Now in its 13th year, the McDonald's high school all-star basketball game is several things rolled into one. It's a promotion: Indianapolis was awash in golden arches last week. It's a benefit: Gate receipts from Sunday's game at Market Square Arena went to charity. It's a reward: The 20 McD's All-Americas got new sweat suits and sneakers and an excuse to blow off a week or so of school.
What the game is not is an occasion to swing the ball around and milk the shot clock. As the players fast-broke, alley-ooped and whipped the crowd of 12,033 into a frenzy with slam after thunderous slam, it was clear that they understood what was expected of them. As Duke signee Grant Hill, a 6'8" scoring machine from Reston, Va., said, "These people came here to see offense. They want dazzling passes and slam dunks. It's our duty to provide them."
Clearly, the East squad was better equipped to attend to its duties. With its greyhound guards—three of them from New York City—creating turnovers and cuing up fast breaks, the East romped 115-104. One of the New Yorkers, future Arizona Wildcat Khalid Reeves, was the East's MVP, with 10 steals and 22 points.

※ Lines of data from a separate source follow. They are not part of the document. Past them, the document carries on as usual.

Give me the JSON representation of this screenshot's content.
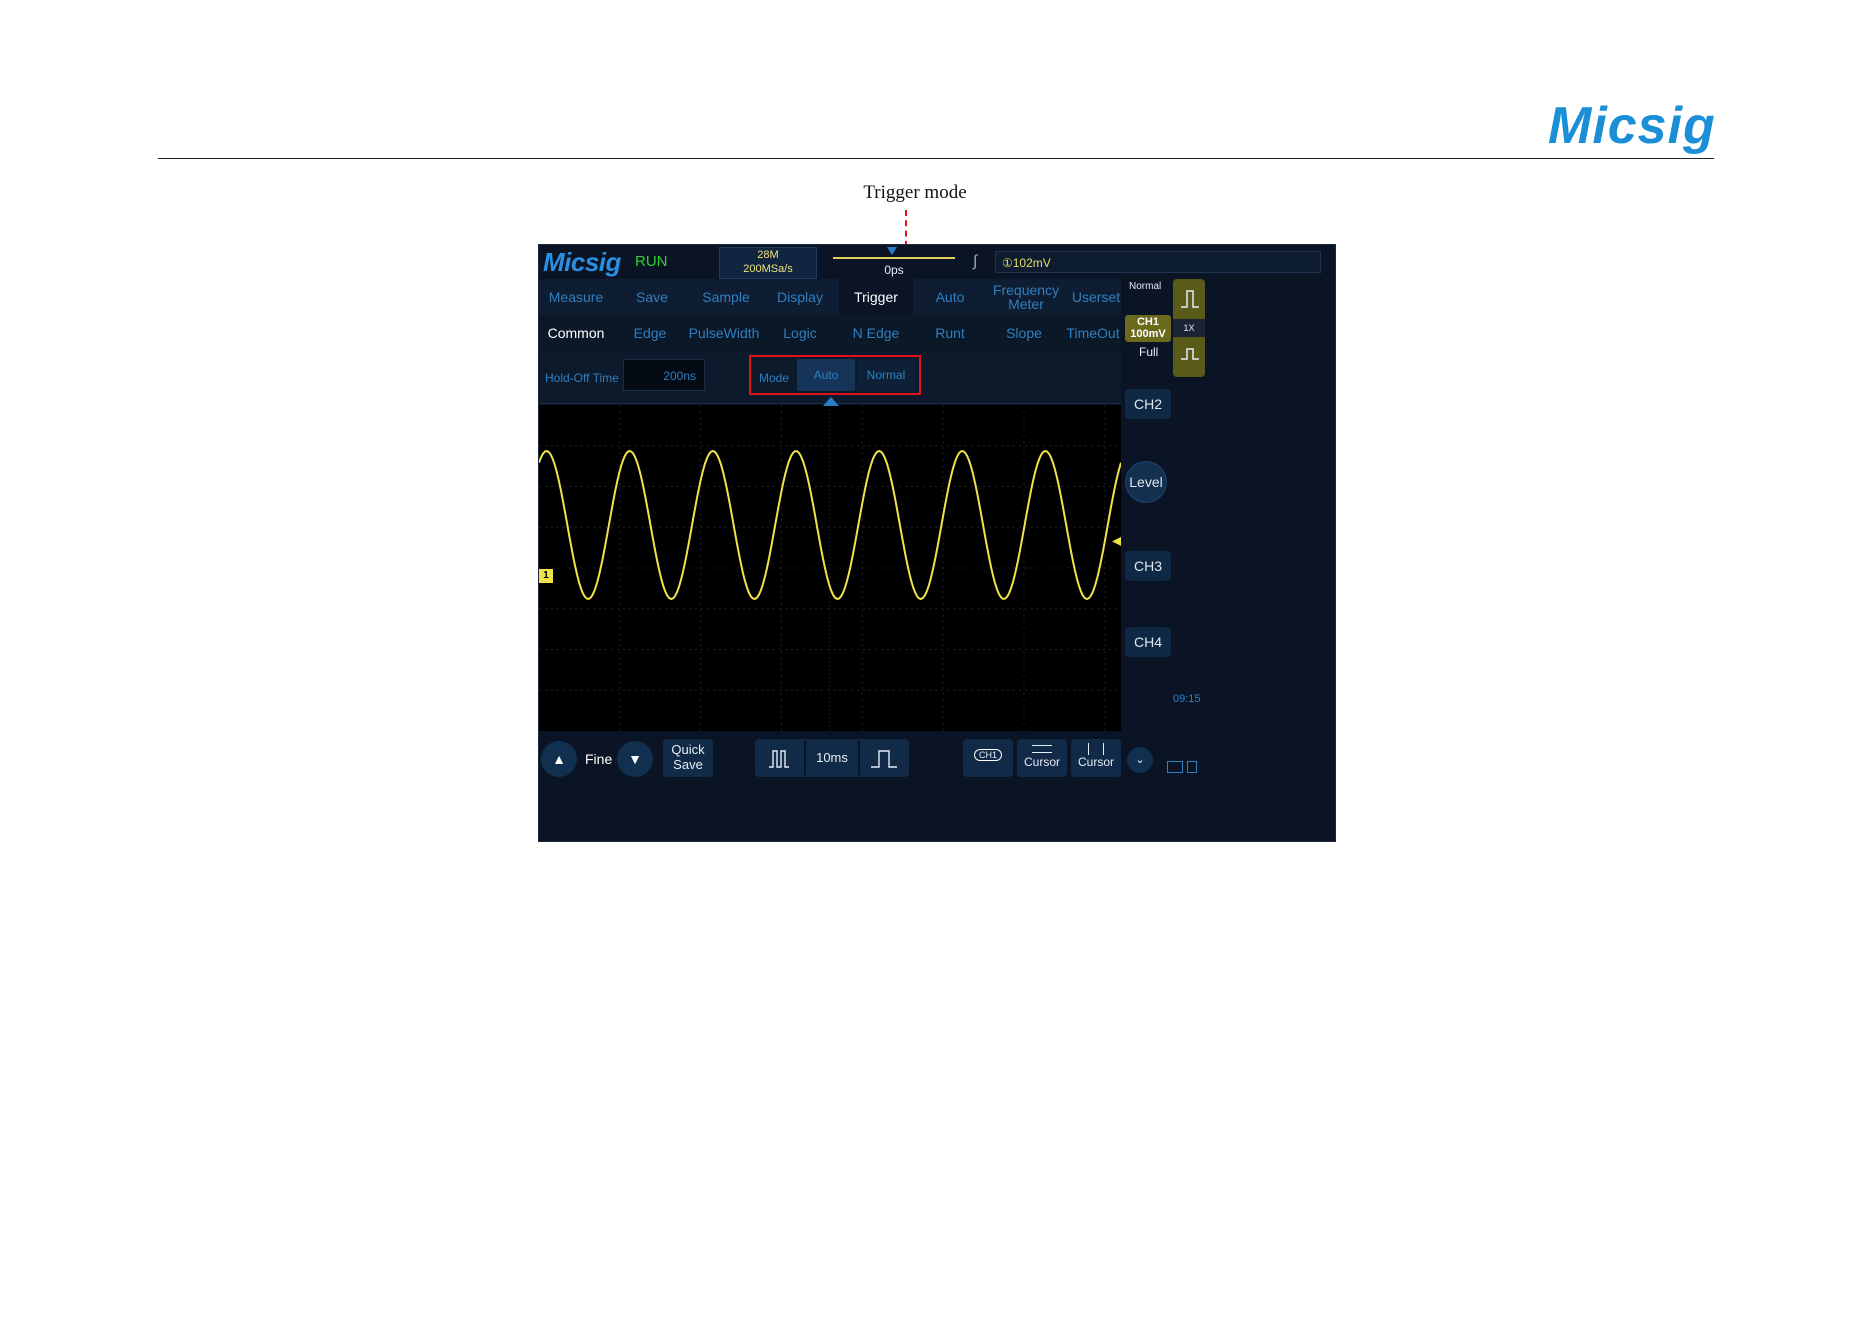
{
  "page": {
    "brand": "Micsig",
    "annotation": "Trigger mode",
    "colors": {
      "brand_blue": "#1a8fd6",
      "annotation_red": "#e3111b",
      "trace_yellow": "#f0e34a",
      "menu_blue": "#2f7fc0"
    }
  },
  "scope": {
    "logo": "Micsig",
    "status": "RUN",
    "memory_depth": "28M",
    "sample_rate": "200MSa/s",
    "time_position": "0ps",
    "trigger_level": "①102mV",
    "menu": {
      "items": [
        "Measure",
        "Save",
        "Sample",
        "Display",
        "Trigger",
        "Auto",
        "Frequency Meter",
        "Userset"
      ],
      "active": "Trigger"
    },
    "trigger_types": {
      "items": [
        "Common",
        "Edge",
        "PulseWidth",
        "Logic",
        "N Edge",
        "Runt",
        "Slope",
        "TimeOut"
      ],
      "active": "Common"
    },
    "options": {
      "holdoff_label": "Hold-Off Time",
      "holdoff_value": "200ns",
      "mode_label": "Mode",
      "mode_auto": "Auto",
      "mode_normal": "Normal",
      "mode_selected": "Auto"
    },
    "right_panel": {
      "trigger_status": "Normal",
      "ch1_label": "CH1",
      "ch1_scale": "100mV",
      "bandwidth": "Full",
      "probe_ratio": "1X",
      "ch2": "CH2",
      "level": "Level",
      "ch3": "CH3",
      "ch4": "CH4",
      "clock": "09:15"
    },
    "channel_marker": "1",
    "bottom": {
      "fine": "Fine",
      "quick_save_1": "Quick",
      "quick_save_2": "Save",
      "timebase": "10ms",
      "ch1_button": "CH1",
      "cursor_h": "Cursor",
      "cursor_v": "Cursor"
    },
    "trace": {
      "channel": "CH1",
      "cycles_visible": 7,
      "color": "#f0e34a"
    }
  }
}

In addition to buttressing New York's claim that it begets more blue-chip guards than any other city, the game was a national TV coming-out party for three players at least seven feet tall:
April 22, 1990
•Shawn Bradley, a 7'6", 215-pound farm boy from Castle Dale, Utah, was the top surprise. "I thought he'd be sorry," said Michael Smith, a Providence Friar-to-be from Dunbar High in Baltimore. "But he can run, and he's got a nice jumper."
Besides contributing 12 points and 10 rebounds, Bradley, the McD co-MVP with Reeves, had six blocks and forced opponents to alter countless other shots. Bradley also plays golf and tennis, water-skis and, until this season, played first base for Emery County High. He batted .407 as a junior and, remarkably, even drew a walk. He'll enroll at BYU.
•Befitting his square jaw and crew cut, 7'½" Eric Montross of Lawrence North High in Indianapolis plays a hard-nosed inside game that brims with sturdy virtues—witness the four stitches he took over his left eye following a scrimmage earlier in the week. Yet as Montross was introduced on Sunday, he heard a smattering of boos. They were his reward for choosing an out-of-state college: He'll attend North Carolina, along with three other McDonald's All-Americas.
•The East's answer to Bradley and Montross was Luther Wright, a 7'2", 300-pounder from Elizabeth, N.J. Wright chose Seton Hall so that he could remain close to his mother, Mae. Sure, Wright flung up a few bowling balls on Sunday. No matter—normally he has a much softer touch. And yes, as Seton Hall coach P.J. Carlesimo says, "He'll need to redistribute some of that weight."
In scrimmages during the week, Wright swatted Bradley around as if Bradley were a noisome insect. Mindful of this, the West coaches had Montross guard Wright on Sunday and assigned Bradley to Wake Forest-bound Rodney Rogers, a 6'7½", 230-pounder who calls to mind a lardless Charles Barkley. The game was close at intermission, largely because Rogers had been quiet. However, when he got going late in the second half, the paint became Mr. Rogers' neighborhood. In fact, the East's final three baskets were recorded thusly on the play-by-play sheet:
Rogers Slam Dunk
Rogers Slam Dunk (Autry)
Steal—Rogers, Rogers Slam Dunk.
Then the horn sounded, and Rogers was mobbed by members of both teams. The final dunk, a 360-degree job, may have seemed a bit gratuitous, but Rogers was only doing his duty.